PR-5 The System shall work in the all weather and lighting conditions.
PR-6 The System should be able to operate for at least 60 minutes before being recharged.
PR-7 The data acquired should be easily viewable on the web.


SR-2 The System shall alert the rider of an oncoming car in their blind spot within 3 seconds.
SR-2 The System shall alert the rider of dangerous roads.

Technical Specifications


Part NameQuantityUnit PriceTotal PriceDescriptionSourceLink
HRXL-MaxSonar-WR4$99.95$399.80Ultrasonic Range FinderSparkfun
CC25401$4.61$4.61SOC with BLETI
ATSAMB111$45.00$45.00SOC with BLEAtmel
ADXL3621$14.95$14.95Triple Axis AccelerometerSparkfun
PCB1~$75~$75Custom PCB  
AmazonBasics Portable Power Bank1$19.99$19.99External 5600 mAh power supplyAmazon
Miscellaneous1~$50~$50Resistors, capacitors, clock oscillator  
TOTAL:  $624.30  


Embedded Code C and assembly.
Website Python (Django web framework) and JavaScript
Android App Java


Bluetooth Communication from sensor package to phone.
Cellular data Communication from phone to web server.

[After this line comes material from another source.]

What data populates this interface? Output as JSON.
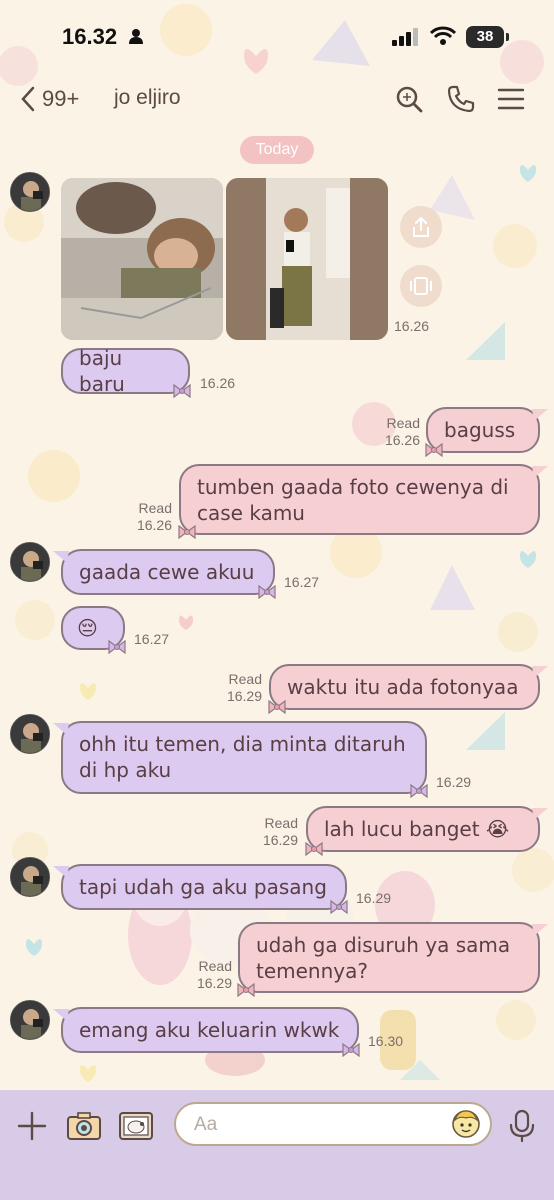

March 16th: We got our first data using the ultrasonic sensors! Sitting on the sidewalk on Forbes we managed to record cars passing by, with the sensors plugged into an Arduino as our design is not yet finalized. The decrease in the sampled voltage indicates how close the vehicles got to us.
March 28th: We ran into our first major issue. The ultrasonic sensors are too unreliable to be used to detect cars. We talked to Professor Rowe who bought us this very nice Lidar system to use instead! We have just started to learn how to use the system, but things are looking promising.
On the left is Marc and Jeffrey on April 18th getting some street data using the Lidar system. At this point we still do not have our PCB as we recently learned that the toolchain for our original TI chip costs about $750, which is $50 over our total budget, so instead we are using Marc's laptop until we get the Atmel chip.
On April 21st we selected the lucky bike to be used to have our package mounted upon for our complete integration, shown on the right.
April 25th and 26th: We finally have our complete PCB! After getting Aaron to help flow the chip onto the board, we finished soldering the rest of the components onto the PCB at Jeffrey's house. Now we begin the mad dash towards our demo for complete system integration.
We all met at Jeffrey's apartment later that night and put together our complete system. However, tragedy struck when we burnt our PCB accidentally. Since this is the final stretch, we decided to use a Raspberry Pi 3 as it has built in Bluetooth. The row above shows us working in Jeffrey's house, and on the left is us doing street testing.
We continued to run into problem after problem, as now using out setup on the left almost every single time a car would pass our system on the bike, the Lidar sensor and Raspberry Pi would crash! We later realized this was because of a brown-out, but at the time we had no clue why this was happening. In order to make forward progress, we swapped the Raspberry Pi for Jeffrey's laptop, as shown on the right.
By Demo Day we had a working system that would detect cars and note how close they got to you while biking, with the caveat of still needing the laptop as we only had our burnt PCB and irregularly failing Raspberry Pi. We presented and spread the word about bike safety!